‘The vehicle should disburse the equity within a three years’ term which is extendable to five years. In any case, we believe the core of the investment will be sealed in 2015 and in the first quarter of 2016′, Mr Lopez said.

Bearing in mind the current point in the cycle and the experience from other investment clubs enhanced by Citi Private Bank, the director estimates that the Internal Rate of Return (IRR) may post 15% annually.

A Value-Adding Partnership

Mazabi, specialized in detecting opportunities on the Spanish territory, has intially pointed at assets located mainly in Madrid and Barcelona, and also in Bilbao, Valencia, Seville and other provincial main cities. The properties are of residential, tertiary, industrial and hotel types.

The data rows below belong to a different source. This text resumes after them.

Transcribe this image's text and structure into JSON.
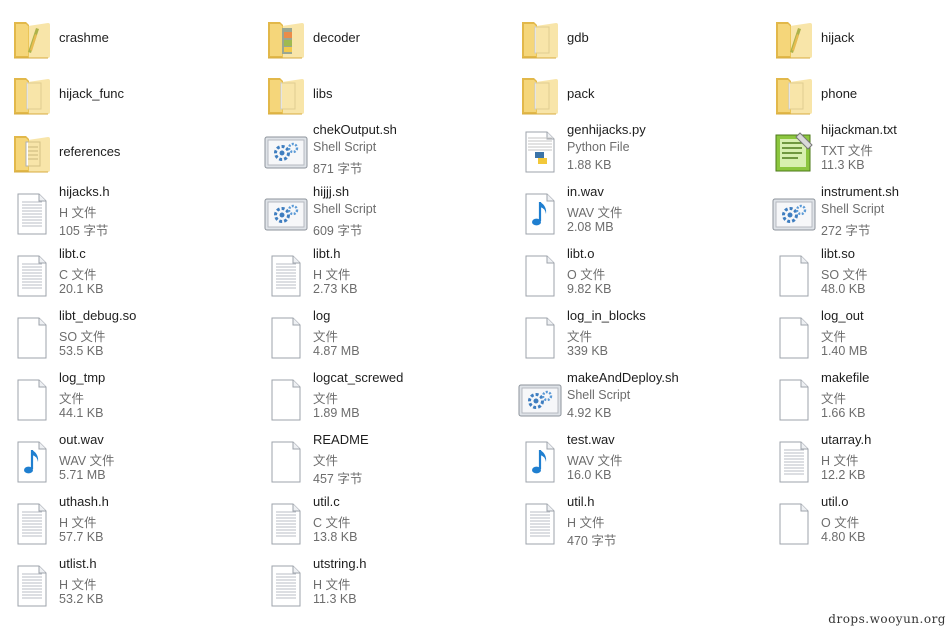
{
  "items": [
    {
      "name": "crashme",
      "kind": "folder-app"
    },
    {
      "name": "decoder",
      "kind": "folder-color"
    },
    {
      "name": "gdb",
      "kind": "folder-plain"
    },
    {
      "name": "hijack",
      "kind": "folder-app"
    },
    {
      "name": "hijack_func",
      "kind": "folder-plain"
    },
    {
      "name": "libs",
      "kind": "folder-plain"
    },
    {
      "name": "pack",
      "kind": "folder-plain"
    },
    {
      "name": "phone",
      "kind": "folder-plain"
    },
    {
      "name": "references",
      "kind": "folder-docs"
    },
    {
      "name": "chekOutput.sh",
      "type": "Shell Script",
      "size": "871 字节",
      "kind": "shell"
    },
    {
      "name": "genhijacks.py",
      "type": "Python File",
      "size": "1.88 KB",
      "kind": "python"
    },
    {
      "name": "hijackman.txt",
      "type": "TXT 文件",
      "size": "11.3 KB",
      "kind": "notepad"
    },
    {
      "name": "hijacks.h",
      "type": "H 文件",
      "size": "105 字节",
      "kind": "lines"
    },
    {
      "name": "hijjj.sh",
      "type": "Shell Script",
      "size": "609 字节",
      "kind": "shell"
    },
    {
      "name": "in.wav",
      "type": "WAV 文件",
      "size": "2.08 MB",
      "kind": "audio"
    },
    {
      "name": "instrument.sh",
      "type": "Shell Script",
      "size": "272 字节",
      "kind": "shell"
    },
    {
      "name": "libt.c",
      "type": "C 文件",
      "size": "20.1 KB",
      "kind": "lines"
    },
    {
      "name": "libt.h",
      "type": "H 文件",
      "size": "2.73 KB",
      "kind": "lines"
    },
    {
      "name": "libt.o",
      "type": "O 文件",
      "size": "9.82 KB",
      "kind": "blank"
    },
    {
      "name": "libt.so",
      "type": "SO 文件",
      "size": "48.0 KB",
      "kind": "blank"
    },
    {
      "name": "libt_debug.so",
      "type": "SO 文件",
      "size": "53.5 KB",
      "kind": "blank"
    },
    {
      "name": "log",
      "type": "文件",
      "size": "4.87 MB",
      "kind": "blank"
    },
    {
      "name": "log_in_blocks",
      "type": "文件",
      "size": "339 KB",
      "kind": "blank"
    },
    {
      "name": "log_out",
      "type": "文件",
      "size": "1.40 MB",
      "kind": "blank"
    },
    {
      "name": "log_tmp",
      "type": "文件",
      "size": "44.1 KB",
      "kind": "blank"
    },
    {
      "name": "logcat_screwed",
      "type": "文件",
      "size": "1.89 MB",
      "kind": "blank"
    },
    {
      "name": "makeAndDeploy.sh",
      "type": "Shell Script",
      "size": "4.92 KB",
      "kind": "shell"
    },
    {
      "name": "makefile",
      "type": "文件",
      "size": "1.66 KB",
      "kind": "blank"
    },
    {
      "name": "out.wav",
      "type": "WAV 文件",
      "size": "5.71 MB",
      "kind": "audio"
    },
    {
      "name": "README",
      "type": "文件",
      "size": "457 字节",
      "kind": "blank"
    },
    {
      "name": "test.wav",
      "type": "WAV 文件",
      "size": "16.0 KB",
      "kind": "audio"
    },
    {
      "name": "utarray.h",
      "type": "H 文件",
      "size": "12.2 KB",
      "kind": "lines"
    },
    {
      "name": "uthash.h",
      "type": "H 文件",
      "size": "57.7 KB",
      "kind": "lines"
    },
    {
      "name": "util.c",
      "type": "C 文件",
      "size": "13.8 KB",
      "kind": "lines"
    },
    {
      "name": "util.h",
      "type": "H 文件",
      "size": "470 字节",
      "kind": "lines"
    },
    {
      "name": "util.o",
      "type": "O 文件",
      "size": "4.80 KB",
      "kind": "blank"
    },
    {
      "name": "utlist.h",
      "type": "H 文件",
      "size": "53.2 KB",
      "kind": "lines"
    },
    {
      "name": "utstring.h",
      "type": "H 文件",
      "size": "11.3 KB",
      "kind": "lines"
    }
  ],
  "watermark": "drops.wooyun.org",
  "colors": {
    "text": "#1e1e1e",
    "meta": "#6d6d6d",
    "folder": "#f5d67a",
    "folder_dark": "#e2b84a"
  }
}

Lopez underlined that ‘Mazabi is not a mere intermediary broker but a partner who adds a huge value to the partnership‘. In fact, Mazabi has been providing real estate advisory services to Citi since 2010.

Citi Private Bank, having USD 310 billion  under management, employs 24 private bankers in Spain. Each of them works with 20 clients and it is predicted that next year, two to four more experts will join the team.

‘One of the main indicators of this business is soaring up in the country: the potential of property management services, cooperating together with private banking and equity markets’, Lopez remarked.

 

Original story: Expansión (by Ana Antón)

Translation: AURA REE